Working in close coordination with ESG to ensure that the ship’s technical infrastructure aligned with ESG’s structural vision for the ship, design specs and technical requirements, Northrop Grumman is building the Integrated Bridge System, an integrated set of technologies connecting the helm and control centers to the ship’s propulsion, steering and navigation. As part of its contribution, Northrop Grumman also provides the ship’s Computing Network System, Machinery Control System and Propulsion Control System along with the monitors and controls for the ship’s propulsion power plant. Interestingly, Northrop Grumman has leveraged some of the commonality with cutting edge technology it has built into other Navy and Coast Guard ships to optimize technical performance and ensure sustained upgradeability.
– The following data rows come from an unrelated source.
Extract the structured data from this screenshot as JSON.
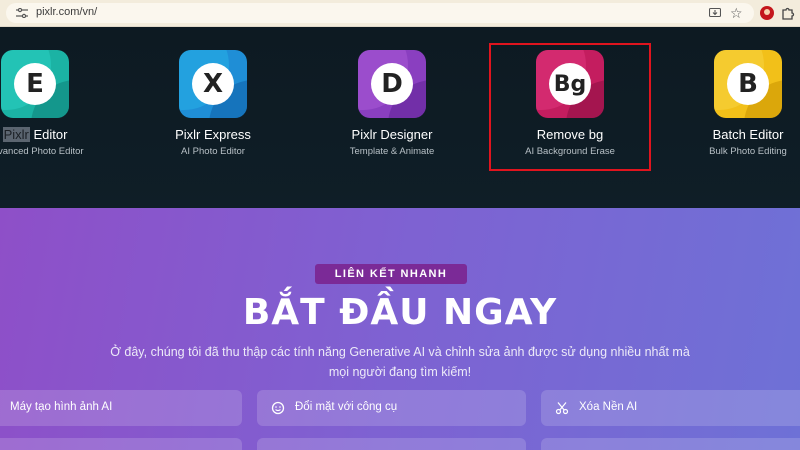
{
  "browser": {
    "url": "pixlr.com/vn/"
  },
  "apps": [
    {
      "name": "Pixlr Editor",
      "name_highlight": "Pixlr",
      "name_rest": " Editor",
      "subtitle": "Advanced Photo Editor",
      "letter": "E",
      "colors": [
        "#1bb3a4",
        "#2ad0c2",
        "#0f8078"
      ]
    },
    {
      "name": "Pixlr Express",
      "subtitle": "AI Photo Editor",
      "letter": "X",
      "colors": [
        "#1f8ed6",
        "#27b1e8",
        "#0f5fa8"
      ]
    },
    {
      "name": "Pixlr Designer",
      "subtitle": "Template & Animate",
      "letter": "D",
      "colors": [
        "#8a3fc0",
        "#a95ad6",
        "#5e2394"
      ]
    },
    {
      "name": "Remove bg",
      "subtitle": "AI Background Erase",
      "letter": "Bg",
      "colors": [
        "#c41d5f",
        "#e0357c",
        "#8a0f42"
      ]
    },
    {
      "name": "Batch Editor",
      "subtitle": "Bulk Photo Editing",
      "letter": "B",
      "colors": [
        "#f2c019",
        "#f8d441",
        "#c99200"
      ]
    }
  ],
  "quick_links": {
    "pill": "LIÊN KẾT NHANH",
    "title": "BẮT ĐẦU NGAY",
    "description": "Ở đây, chúng tôi đã thu thập các tính năng Generative AI và chỉnh sửa ảnh được sử dụng nhiều nhất mà mọi người đang tìm kiếm!",
    "cards": [
      {
        "label": "Máy tạo hình ảnh AI",
        "icon": "sparkle-icon"
      },
      {
        "label": "Đổi mặt với công cụ",
        "icon": "face-icon"
      },
      {
        "label": "Xóa Nền AI",
        "icon": "scissors-icon"
      }
    ]
  }
}
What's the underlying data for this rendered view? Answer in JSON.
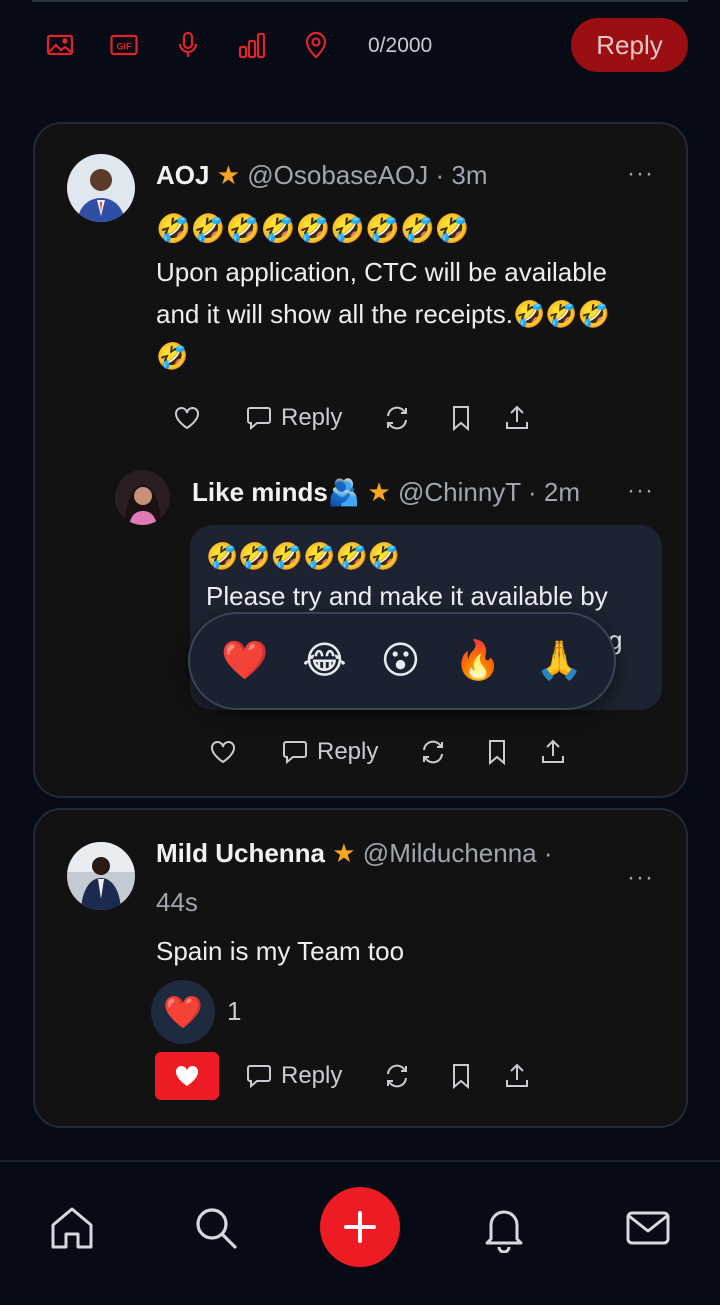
{
  "composer": {
    "counter": "0/2000",
    "reply_label": "Reply",
    "tools": [
      "image-icon",
      "gif-icon",
      "mic-icon",
      "poll-icon",
      "location-icon"
    ],
    "gif_text": "GIF"
  },
  "posts": [
    {
      "name": "AOJ",
      "handle": "@OsobaseAOJ",
      "time": "3m",
      "emoji_line": "🤣🤣🤣🤣🤣🤣🤣🤣🤣",
      "text_line1": "Upon application, CTC will be available",
      "text_line2": "and it will show all the receipts.🤣🤣🤣",
      "text_line3": "🤣",
      "reply_label": "Reply",
      "replies": [
        {
          "name": "Like minds🫂",
          "handle": "@ChinnyT",
          "time": "2m",
          "emoji_line": "🤣🤣🤣🤣🤣🤣",
          "text_line1": "Please try and make it available by",
          "text_line2_fragment": "g",
          "reply_label": "Reply"
        }
      ]
    },
    {
      "name": "Mild Uchenna",
      "handle": "@Milduchenna",
      "time": "44s",
      "text": "Spain is my Team too",
      "reaction_emoji": "❤️",
      "reaction_count": "1",
      "reply_label": "Reply"
    }
  ],
  "reaction_picker": [
    "❤️",
    "😂",
    "😮",
    "🔥",
    "🙏"
  ],
  "separator": "·",
  "star": "★",
  "more": "···",
  "nav": [
    "home-icon",
    "search-icon",
    "create-icon",
    "bell-icon",
    "mail-icon"
  ],
  "colors": {
    "accent": "#ed1c24",
    "reply_button": "#9b0e12",
    "star": "#f5a623"
  }
}
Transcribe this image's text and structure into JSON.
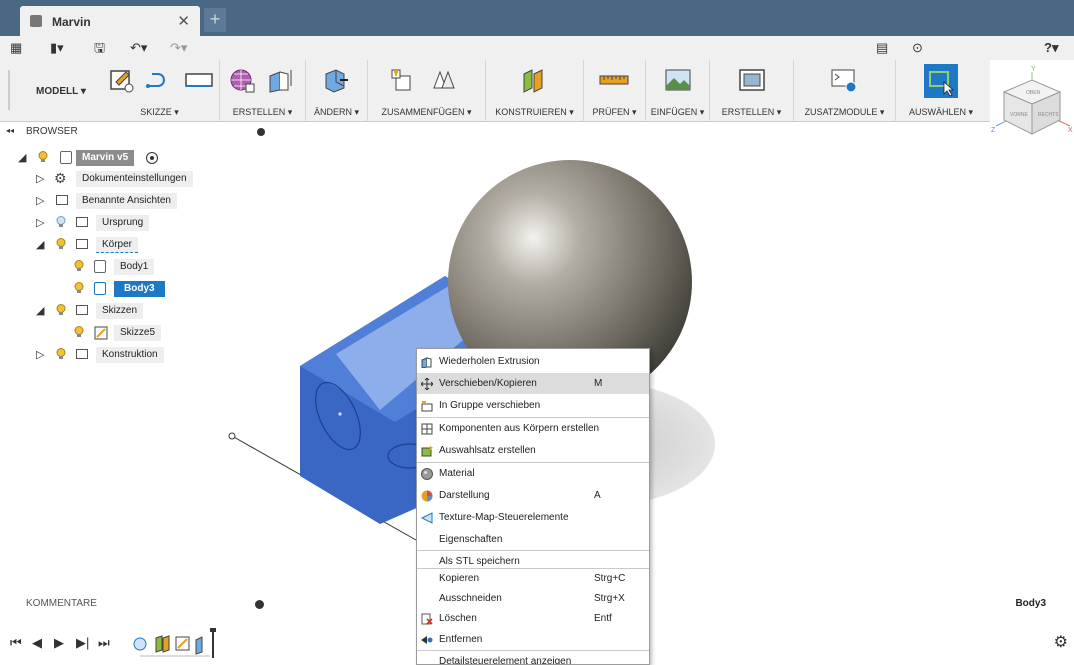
{
  "tab": {
    "title": "Marvin",
    "close": "✕",
    "new": "+"
  },
  "qat": {
    "grid": "▦",
    "file": "▮▾",
    "save": "🖫",
    "undo": "↶▾",
    "redo": "↷▾",
    "comment": "▤",
    "clock": "⊙",
    "help": "?▾"
  },
  "ribbon": {
    "workspace": "MODELL ▾",
    "groups": [
      {
        "label": "SKIZZE ▾"
      },
      {
        "label": "ERSTELLEN ▾"
      },
      {
        "label": "ÄNDERN ▾"
      },
      {
        "label": "ZUSAMMENFÜGEN ▾"
      },
      {
        "label": "KONSTRUIEREN ▾"
      },
      {
        "label": "PRÜFEN ▾"
      },
      {
        "label": "EINFÜGEN ▾"
      },
      {
        "label": "ERSTELLEN ▾"
      },
      {
        "label": "ZUSATZMODULE ▾"
      },
      {
        "label": "AUSWÄHLEN ▾"
      }
    ]
  },
  "browser": {
    "title": "BROWSER",
    "collapse": "◂◂",
    "nodes": {
      "root": "Marvin v5",
      "doc_settings": "Dokumenteinstellungen",
      "named_views": "Benannte Ansichten",
      "origin": "Ursprung",
      "bodies": "Körper",
      "body1": "Body1",
      "body3": "Body3",
      "sketches": "Skizzen",
      "sketch5": "Skizze5",
      "construction": "Konstruktion"
    }
  },
  "comments": {
    "label": "KOMMENTARE"
  },
  "status": {
    "selection": "Body3"
  },
  "viewcube": {
    "front": "VORNE",
    "right": "RECHTS",
    "top": "OBEN",
    "axis_x": "X",
    "axis_y": "Y",
    "axis_z": "Z"
  },
  "timeline": {
    "first": "⏮",
    "prev": "◀",
    "play": "▶",
    "next": "▶|",
    "last": "⏭"
  },
  "menu": {
    "items": [
      {
        "label": "Wiederholen Extrusion",
        "key": ""
      },
      {
        "label": "Verschieben/Kopieren",
        "key": "M"
      },
      {
        "label": "In Gruppe verschieben",
        "key": ""
      },
      {
        "label": "Komponenten aus Körpern erstellen",
        "key": ""
      },
      {
        "label": "Auswahlsatz erstellen",
        "key": ""
      },
      {
        "label": "Material",
        "key": ""
      },
      {
        "label": "Darstellung",
        "key": "A"
      },
      {
        "label": "Texture-Map-Steuerelemente",
        "key": ""
      },
      {
        "label": "Eigenschaften",
        "key": ""
      },
      {
        "label": "Als STL speichern",
        "key": ""
      },
      {
        "label": "Kopieren",
        "key": "Strg+C"
      },
      {
        "label": "Ausschneiden",
        "key": "Strg+X"
      },
      {
        "label": "Löschen",
        "key": "Entf"
      },
      {
        "label": "Entfernen",
        "key": ""
      },
      {
        "label": "Detailsteuerelement anzeigen",
        "key": ""
      }
    ]
  },
  "colors": {
    "accent": "#1f78c6",
    "tabbar": "#4a6784",
    "body_blue": "#3a66c4"
  }
}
The advanced networking and C4ISR is of critical importance to the Coast Guard’s OPC vision, in part because the service is looking to acquire 25 new ships to replace an existing fleet of now less than 30 medium-endurance Hamilton cutters.
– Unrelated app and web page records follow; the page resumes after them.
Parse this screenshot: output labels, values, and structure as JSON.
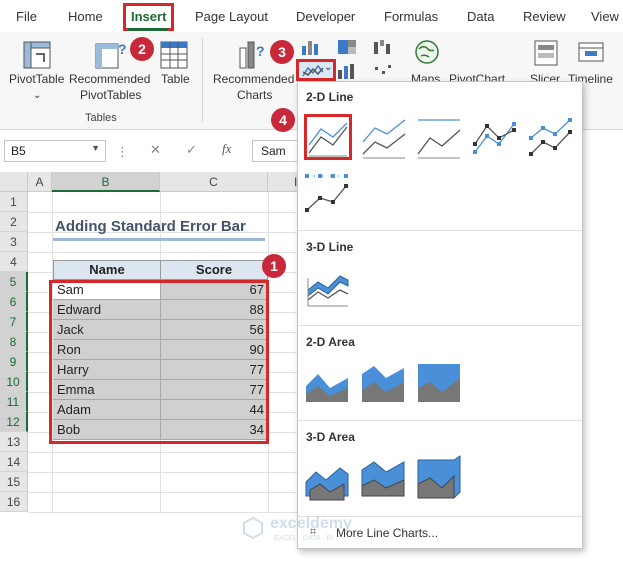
{
  "menu": {
    "tabs": [
      {
        "label": "File"
      },
      {
        "label": "Home"
      },
      {
        "label": "Insert",
        "active": true
      },
      {
        "label": "Page Layout"
      },
      {
        "label": "Developer"
      },
      {
        "label": "Formulas"
      },
      {
        "label": "Data"
      },
      {
        "label": "Review"
      },
      {
        "label": "View"
      }
    ]
  },
  "ribbon": {
    "pivot_table": "PivotTable",
    "recommended_pivot_1": "Recommended",
    "recommended_pivot_2": "PivotTables",
    "table": "Table",
    "tables_group": "Tables",
    "recommended_charts_1": "Recommended",
    "recommended_charts_2": "Charts",
    "maps": "Maps",
    "pivot_chart": "PivotChart",
    "slicer": "Slicer",
    "timeline": "Timeline",
    "dropdown_arrow": "⌄"
  },
  "formula_bar": {
    "name_box": "B5",
    "formula_value": "Sam",
    "fx": "fx"
  },
  "grid": {
    "columns": [
      "A",
      "B",
      "C"
    ],
    "col_d_partial": "I",
    "rows": [
      "1",
      "2",
      "3",
      "4",
      "5",
      "6",
      "7",
      "8",
      "9",
      "10",
      "11",
      "12",
      "13",
      "14",
      "15",
      "16"
    ],
    "title": "Adding Standard Error Bar",
    "headers": {
      "name": "Name",
      "score": "Score"
    },
    "data": [
      {
        "name": "Sam",
        "score": "67"
      },
      {
        "name": "Edward",
        "score": "88"
      },
      {
        "name": "Jack",
        "score": "56"
      },
      {
        "name": "Ron",
        "score": "90"
      },
      {
        "name": "Harry",
        "score": "77"
      },
      {
        "name": "Emma",
        "score": "77"
      },
      {
        "name": "Adam",
        "score": "44"
      },
      {
        "name": "Bob",
        "score": "34"
      }
    ]
  },
  "dropdown": {
    "section_2d_line": "2-D Line",
    "section_3d_line": "3-D Line",
    "section_2d_area": "2-D Area",
    "section_3d_area": "3-D Area",
    "more_link": "More Line Charts..."
  },
  "badges": {
    "b1": "1",
    "b2": "2",
    "b3": "3",
    "b4": "4"
  },
  "watermark": {
    "name": "exceldemy",
    "tagline": "EXCEL · DATA · BI"
  },
  "colors": {
    "accent": "#1a6b36",
    "highlight": "#d62828",
    "badge": "#c7293a",
    "chart_blue": "#4a90d9"
  }
}
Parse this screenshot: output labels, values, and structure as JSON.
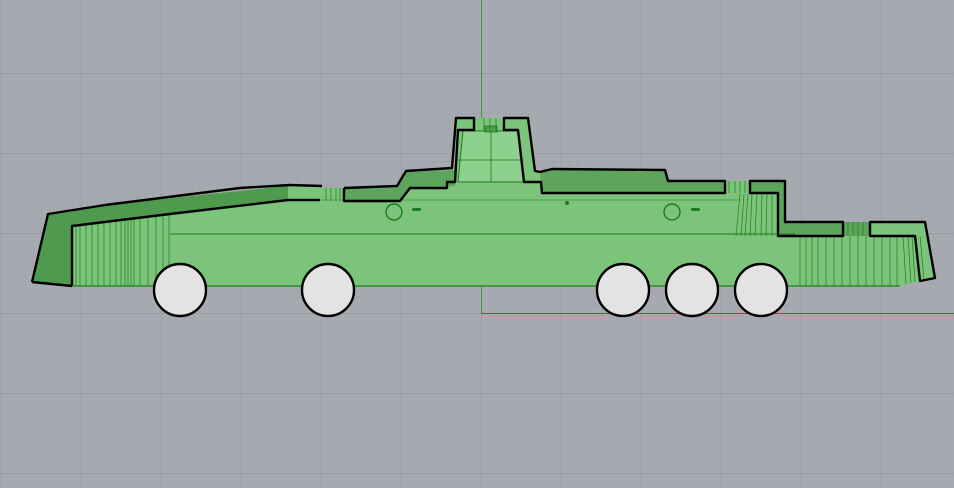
{
  "viewport": {
    "background_color": "#a7abb1",
    "minor_grid_color": "#9ea2a8",
    "major_grid_color": "#8e9298",
    "x_axis_color": "#b03a3a",
    "y_axis_color": "#2e9e3e"
  },
  "model": {
    "fill_color": "#7cc47b",
    "dark_fill_color": "#4f9a4f",
    "mid_fill_color": "#67b065",
    "outline_color": "#000000",
    "edge_color": "#1c7d1c",
    "wheel_fill_color": "#e3e3e3",
    "wheel_count": 5,
    "port_hole_count": 2
  }
}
Coast Guard Off Shore Patrol Cutter - Courtesy of Eastern Shipbuilding Group
“This is the largest acquisition in the history of the U.S. Coast Guard. We are responsible for the majority of the C4ISR capabilities on the OPC; including the command and control system, communications, navigation through the integrated bridge system, the shipboard computer network system, navigation and combat system data distribution system, surface search radars, primary and secondary gyrocompasses, as well as other navigational sensors. Our key objectives have been to deliver affordable solutions and keep the program on track,” Michael Corrigan, Site Director of the Northrop Grumman facility in Charlottesville Virginia, where the equipment is built and tested, told Warrior.
Papp explained that the engineering vision for the ship has, since its inception, relied upon this tactical and technical approach emphasizing networking and C4ISR to, among other things, expand the surveillance reach for medium endurance cutters. Having spent years serving on and commanding now decades-old medium endurance cutters, Papp added that their surveillance capabilities were often limited to a surface ship radar “something inside of about 20 miles.”
“Now, because of C4ISR and the ability to share satellite data and aircraft data, we can make our ships smarter. Instead of just searching, you can direct ships exactly where they need to look,” Papp added.
Kris Osborn is the new Defense Editor for the National Interest. Osborn previously served at the Pentagon as a Highly Qualified Expert with the Office of the Assistant Secretary of the Army—Acquisition, Logistics& Technology. Osborn has also worked as an anchor and on-air military specialist at national TV networks. He has appeared as a guest military expert on Fox News, MSNBC, The Military Channel, and The History Channel. He also has a Masters Degree in Comparative Literature from Columbia University.